◆ YOUR INSTRUCTIONS ◆
How many lines of the data include the string "this"? State that number alone.

◆ RECORDS SHOWN ◆
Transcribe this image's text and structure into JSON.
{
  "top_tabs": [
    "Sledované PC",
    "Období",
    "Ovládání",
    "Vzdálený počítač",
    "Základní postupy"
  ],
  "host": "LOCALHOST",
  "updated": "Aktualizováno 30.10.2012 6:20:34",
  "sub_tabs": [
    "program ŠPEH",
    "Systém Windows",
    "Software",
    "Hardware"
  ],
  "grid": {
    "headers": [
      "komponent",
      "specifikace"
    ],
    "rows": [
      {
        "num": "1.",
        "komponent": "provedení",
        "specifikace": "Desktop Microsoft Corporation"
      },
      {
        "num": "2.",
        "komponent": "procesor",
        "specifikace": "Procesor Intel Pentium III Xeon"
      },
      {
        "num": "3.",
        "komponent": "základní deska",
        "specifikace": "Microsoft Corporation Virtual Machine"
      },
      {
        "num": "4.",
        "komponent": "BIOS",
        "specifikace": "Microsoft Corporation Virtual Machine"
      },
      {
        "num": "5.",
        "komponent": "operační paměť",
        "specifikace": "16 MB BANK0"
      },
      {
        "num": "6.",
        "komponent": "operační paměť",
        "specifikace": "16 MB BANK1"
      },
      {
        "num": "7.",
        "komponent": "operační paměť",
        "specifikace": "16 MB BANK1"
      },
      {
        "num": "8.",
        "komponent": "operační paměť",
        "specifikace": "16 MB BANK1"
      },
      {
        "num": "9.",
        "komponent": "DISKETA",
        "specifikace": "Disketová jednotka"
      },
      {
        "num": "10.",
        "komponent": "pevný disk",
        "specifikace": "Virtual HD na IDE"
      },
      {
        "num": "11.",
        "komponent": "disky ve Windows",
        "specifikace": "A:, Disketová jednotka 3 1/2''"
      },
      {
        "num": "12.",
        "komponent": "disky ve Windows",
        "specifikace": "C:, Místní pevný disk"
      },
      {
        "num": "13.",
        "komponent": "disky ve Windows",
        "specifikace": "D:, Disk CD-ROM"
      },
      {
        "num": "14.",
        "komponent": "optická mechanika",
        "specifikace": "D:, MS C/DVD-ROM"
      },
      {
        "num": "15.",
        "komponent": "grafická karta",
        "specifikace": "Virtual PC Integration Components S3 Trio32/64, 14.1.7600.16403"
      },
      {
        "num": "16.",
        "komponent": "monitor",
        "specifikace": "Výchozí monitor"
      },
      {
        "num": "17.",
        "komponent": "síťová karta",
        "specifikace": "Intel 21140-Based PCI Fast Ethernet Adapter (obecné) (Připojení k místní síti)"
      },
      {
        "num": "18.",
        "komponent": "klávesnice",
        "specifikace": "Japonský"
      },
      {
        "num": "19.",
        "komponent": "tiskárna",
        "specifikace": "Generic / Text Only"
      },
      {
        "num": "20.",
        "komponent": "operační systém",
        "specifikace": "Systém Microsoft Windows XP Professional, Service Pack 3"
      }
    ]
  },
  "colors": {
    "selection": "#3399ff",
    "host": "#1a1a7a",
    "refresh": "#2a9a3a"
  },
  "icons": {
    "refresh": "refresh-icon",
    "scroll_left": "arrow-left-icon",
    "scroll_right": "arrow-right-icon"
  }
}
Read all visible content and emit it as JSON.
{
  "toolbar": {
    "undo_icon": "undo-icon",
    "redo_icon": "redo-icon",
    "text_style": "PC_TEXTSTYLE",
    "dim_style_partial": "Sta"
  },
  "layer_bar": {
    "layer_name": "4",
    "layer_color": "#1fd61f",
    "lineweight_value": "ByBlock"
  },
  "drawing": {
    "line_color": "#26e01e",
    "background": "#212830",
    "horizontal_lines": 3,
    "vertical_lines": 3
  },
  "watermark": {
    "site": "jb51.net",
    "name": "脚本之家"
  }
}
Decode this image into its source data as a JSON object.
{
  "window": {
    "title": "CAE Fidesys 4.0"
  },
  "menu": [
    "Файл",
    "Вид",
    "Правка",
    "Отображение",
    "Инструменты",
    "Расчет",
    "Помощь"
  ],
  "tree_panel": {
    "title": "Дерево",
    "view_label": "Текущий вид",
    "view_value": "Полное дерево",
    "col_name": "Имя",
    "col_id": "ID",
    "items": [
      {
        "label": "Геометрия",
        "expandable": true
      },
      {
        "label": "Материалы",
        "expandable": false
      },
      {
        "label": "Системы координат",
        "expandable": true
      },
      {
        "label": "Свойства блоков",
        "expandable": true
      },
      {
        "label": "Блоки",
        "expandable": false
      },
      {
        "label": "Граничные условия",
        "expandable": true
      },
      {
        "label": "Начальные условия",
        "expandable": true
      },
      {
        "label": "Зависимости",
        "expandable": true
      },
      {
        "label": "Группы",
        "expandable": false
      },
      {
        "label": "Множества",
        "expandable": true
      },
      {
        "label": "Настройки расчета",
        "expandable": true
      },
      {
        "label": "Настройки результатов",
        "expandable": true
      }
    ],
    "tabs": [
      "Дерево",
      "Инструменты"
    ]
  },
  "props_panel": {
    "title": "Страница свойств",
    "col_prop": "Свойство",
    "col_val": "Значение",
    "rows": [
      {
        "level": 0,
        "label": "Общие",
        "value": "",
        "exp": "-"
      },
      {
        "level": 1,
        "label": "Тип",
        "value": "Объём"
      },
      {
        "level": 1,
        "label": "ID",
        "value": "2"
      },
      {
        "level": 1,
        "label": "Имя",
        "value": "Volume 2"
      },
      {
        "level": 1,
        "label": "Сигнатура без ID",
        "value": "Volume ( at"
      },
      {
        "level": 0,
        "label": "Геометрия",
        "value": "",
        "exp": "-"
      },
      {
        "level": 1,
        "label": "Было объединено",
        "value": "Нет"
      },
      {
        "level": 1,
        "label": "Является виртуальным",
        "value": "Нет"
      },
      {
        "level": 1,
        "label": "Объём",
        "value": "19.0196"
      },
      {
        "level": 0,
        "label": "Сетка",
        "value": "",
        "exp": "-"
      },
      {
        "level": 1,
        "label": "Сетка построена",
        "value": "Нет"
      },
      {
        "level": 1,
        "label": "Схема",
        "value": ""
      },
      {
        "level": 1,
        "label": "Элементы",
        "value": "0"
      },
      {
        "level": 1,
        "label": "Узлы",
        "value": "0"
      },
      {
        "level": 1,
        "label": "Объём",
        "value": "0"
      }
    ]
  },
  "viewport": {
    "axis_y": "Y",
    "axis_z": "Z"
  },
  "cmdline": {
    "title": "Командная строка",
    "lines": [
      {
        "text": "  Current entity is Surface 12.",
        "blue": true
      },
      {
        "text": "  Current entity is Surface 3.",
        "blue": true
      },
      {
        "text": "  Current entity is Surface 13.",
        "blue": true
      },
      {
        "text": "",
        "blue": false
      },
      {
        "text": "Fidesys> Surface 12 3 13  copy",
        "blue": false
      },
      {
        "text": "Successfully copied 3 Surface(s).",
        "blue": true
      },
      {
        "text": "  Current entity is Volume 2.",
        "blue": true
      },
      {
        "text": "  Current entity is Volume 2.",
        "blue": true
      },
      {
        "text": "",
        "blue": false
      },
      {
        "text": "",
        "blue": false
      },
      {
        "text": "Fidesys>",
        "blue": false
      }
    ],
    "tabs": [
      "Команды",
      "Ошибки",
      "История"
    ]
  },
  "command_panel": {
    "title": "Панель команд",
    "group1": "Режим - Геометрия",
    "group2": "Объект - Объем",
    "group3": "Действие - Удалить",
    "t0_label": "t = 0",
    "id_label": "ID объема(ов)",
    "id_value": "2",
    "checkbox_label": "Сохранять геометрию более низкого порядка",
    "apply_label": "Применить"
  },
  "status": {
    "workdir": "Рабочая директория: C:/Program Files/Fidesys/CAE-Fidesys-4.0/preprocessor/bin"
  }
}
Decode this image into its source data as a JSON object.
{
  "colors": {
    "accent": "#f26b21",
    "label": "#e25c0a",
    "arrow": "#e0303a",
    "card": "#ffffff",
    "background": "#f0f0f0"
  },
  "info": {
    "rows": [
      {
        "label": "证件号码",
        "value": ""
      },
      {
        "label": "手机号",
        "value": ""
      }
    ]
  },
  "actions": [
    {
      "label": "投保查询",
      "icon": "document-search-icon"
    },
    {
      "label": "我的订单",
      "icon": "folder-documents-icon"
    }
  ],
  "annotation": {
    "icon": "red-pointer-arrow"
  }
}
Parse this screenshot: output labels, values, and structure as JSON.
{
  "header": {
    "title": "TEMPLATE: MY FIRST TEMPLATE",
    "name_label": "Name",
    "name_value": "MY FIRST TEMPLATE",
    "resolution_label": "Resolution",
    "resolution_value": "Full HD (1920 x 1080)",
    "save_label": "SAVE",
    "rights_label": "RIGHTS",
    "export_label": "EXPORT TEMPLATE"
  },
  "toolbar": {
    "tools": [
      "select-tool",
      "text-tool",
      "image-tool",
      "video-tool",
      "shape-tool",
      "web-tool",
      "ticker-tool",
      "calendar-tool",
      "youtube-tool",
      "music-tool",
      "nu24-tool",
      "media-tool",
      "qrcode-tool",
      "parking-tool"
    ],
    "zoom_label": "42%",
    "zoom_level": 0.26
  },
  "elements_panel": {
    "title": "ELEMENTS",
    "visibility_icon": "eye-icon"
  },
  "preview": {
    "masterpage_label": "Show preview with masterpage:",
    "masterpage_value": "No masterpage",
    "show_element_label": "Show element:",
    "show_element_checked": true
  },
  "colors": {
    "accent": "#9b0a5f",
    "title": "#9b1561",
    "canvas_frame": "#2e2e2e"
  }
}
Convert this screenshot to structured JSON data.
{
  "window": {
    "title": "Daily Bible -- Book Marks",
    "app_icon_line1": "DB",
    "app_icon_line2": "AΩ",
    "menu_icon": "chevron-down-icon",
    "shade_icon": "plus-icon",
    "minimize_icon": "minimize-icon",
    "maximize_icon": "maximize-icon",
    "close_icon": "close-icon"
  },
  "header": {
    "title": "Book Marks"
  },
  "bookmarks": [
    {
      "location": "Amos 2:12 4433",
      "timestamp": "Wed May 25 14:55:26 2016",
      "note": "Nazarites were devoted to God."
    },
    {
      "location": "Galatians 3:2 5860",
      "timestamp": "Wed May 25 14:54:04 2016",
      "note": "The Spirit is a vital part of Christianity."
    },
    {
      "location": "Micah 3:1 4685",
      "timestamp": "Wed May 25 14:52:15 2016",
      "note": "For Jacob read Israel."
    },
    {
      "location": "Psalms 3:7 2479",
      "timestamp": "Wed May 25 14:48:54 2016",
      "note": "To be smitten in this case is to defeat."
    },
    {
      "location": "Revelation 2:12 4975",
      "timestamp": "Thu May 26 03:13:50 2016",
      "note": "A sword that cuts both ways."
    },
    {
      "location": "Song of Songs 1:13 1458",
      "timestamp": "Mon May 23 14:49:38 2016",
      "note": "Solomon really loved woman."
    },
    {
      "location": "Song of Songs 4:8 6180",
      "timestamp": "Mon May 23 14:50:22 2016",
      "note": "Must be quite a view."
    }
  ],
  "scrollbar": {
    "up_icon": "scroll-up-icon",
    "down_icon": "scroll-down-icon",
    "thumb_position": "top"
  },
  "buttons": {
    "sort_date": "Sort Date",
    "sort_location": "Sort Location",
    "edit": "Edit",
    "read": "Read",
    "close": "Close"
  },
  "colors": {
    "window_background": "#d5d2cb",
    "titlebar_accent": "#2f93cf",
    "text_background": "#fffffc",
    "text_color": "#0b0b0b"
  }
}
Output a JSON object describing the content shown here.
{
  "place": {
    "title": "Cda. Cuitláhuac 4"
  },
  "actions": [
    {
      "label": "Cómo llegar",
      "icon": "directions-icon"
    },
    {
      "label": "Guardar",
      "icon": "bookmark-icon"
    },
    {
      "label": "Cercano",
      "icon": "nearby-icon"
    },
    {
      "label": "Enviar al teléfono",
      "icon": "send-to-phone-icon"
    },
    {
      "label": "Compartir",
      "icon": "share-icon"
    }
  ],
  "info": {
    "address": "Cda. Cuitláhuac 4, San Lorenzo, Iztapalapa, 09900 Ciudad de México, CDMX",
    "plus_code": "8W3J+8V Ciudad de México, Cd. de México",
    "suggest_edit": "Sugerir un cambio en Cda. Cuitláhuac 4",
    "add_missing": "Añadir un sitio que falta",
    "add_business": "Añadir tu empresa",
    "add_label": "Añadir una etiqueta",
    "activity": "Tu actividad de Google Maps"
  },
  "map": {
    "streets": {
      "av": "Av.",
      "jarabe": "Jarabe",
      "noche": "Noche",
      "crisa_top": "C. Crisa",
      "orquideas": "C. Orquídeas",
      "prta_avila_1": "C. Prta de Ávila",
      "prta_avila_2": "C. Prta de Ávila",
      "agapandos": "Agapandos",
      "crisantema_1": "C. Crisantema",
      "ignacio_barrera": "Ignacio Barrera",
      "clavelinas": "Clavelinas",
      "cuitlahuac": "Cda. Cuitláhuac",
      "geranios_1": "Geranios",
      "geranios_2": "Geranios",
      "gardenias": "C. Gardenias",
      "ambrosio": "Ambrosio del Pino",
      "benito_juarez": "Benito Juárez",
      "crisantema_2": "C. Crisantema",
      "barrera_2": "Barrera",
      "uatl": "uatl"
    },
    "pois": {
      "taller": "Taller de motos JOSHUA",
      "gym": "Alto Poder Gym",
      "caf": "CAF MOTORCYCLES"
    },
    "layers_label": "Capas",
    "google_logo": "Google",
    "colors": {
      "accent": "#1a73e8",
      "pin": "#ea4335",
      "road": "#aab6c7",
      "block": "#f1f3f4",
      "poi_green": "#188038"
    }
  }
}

◆ EXERCISE RESULT ◆
6